:: WHAT IS EXPECTED ::
What lines of the data hold the string "Bend"? Pull each one out.

:: DATA EXTRACTS ::
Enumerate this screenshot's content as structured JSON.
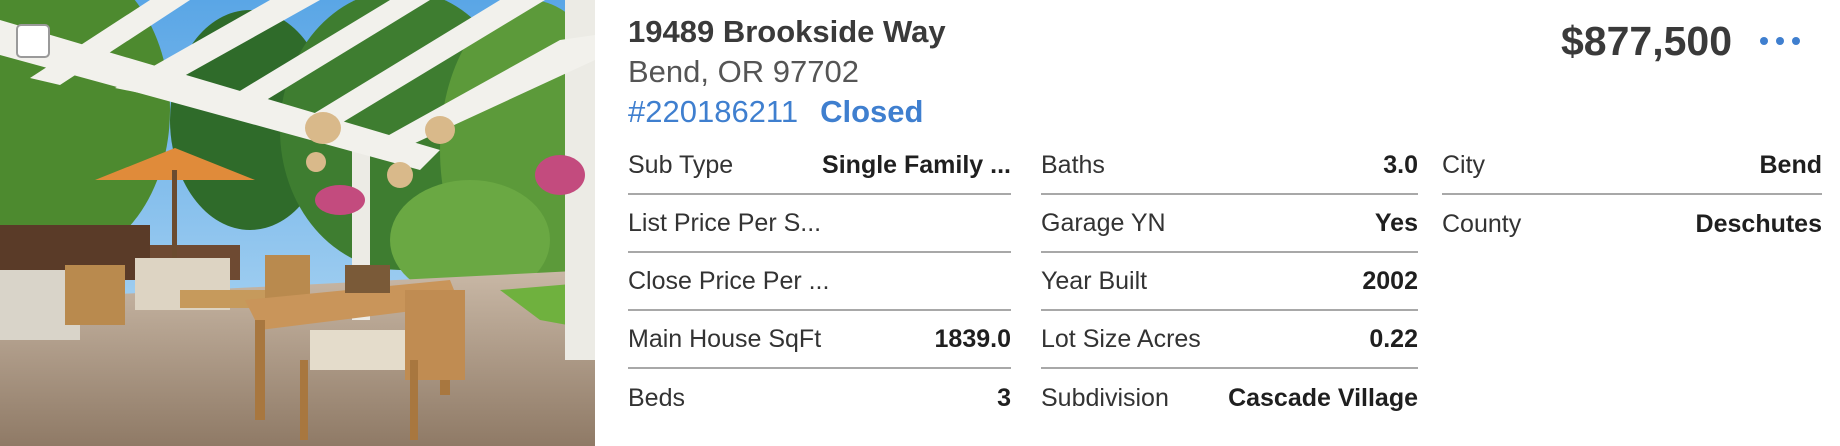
{
  "listing": {
    "address": "19489 Brookside Way",
    "city_state_zip": "Bend, OR 97702",
    "mls_number": "#220186211",
    "status": "Closed",
    "price": "$877,500"
  },
  "colors": {
    "accent": "#3f7fcf",
    "text": "#2b2b2b",
    "divider": "#a8a8a8"
  },
  "photo": {
    "icon": "patio-photo"
  },
  "details": {
    "col1": [
      {
        "label": "Sub Type",
        "value": "Single Family ..."
      },
      {
        "label": "List Price Per S...",
        "value": ""
      },
      {
        "label": "Close Price Per ...",
        "value": ""
      },
      {
        "label": "Main House SqFt",
        "value": "1839.0"
      },
      {
        "label": "Beds",
        "value": "3"
      }
    ],
    "col2": [
      {
        "label": "Baths",
        "value": "3.0"
      },
      {
        "label": "Garage YN",
        "value": "Yes"
      },
      {
        "label": "Year Built",
        "value": "2002"
      },
      {
        "label": "Lot Size Acres",
        "value": "0.22"
      },
      {
        "label": "Subdivision",
        "value": "Cascade Village"
      }
    ],
    "col3": [
      {
        "label": "City",
        "value": "Bend"
      },
      {
        "label": "County",
        "value": "Deschutes"
      }
    ]
  }
}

:: TASK RESULT ::
    "city_state_zip": "Bend, OR 97702",
        "value": "Bend"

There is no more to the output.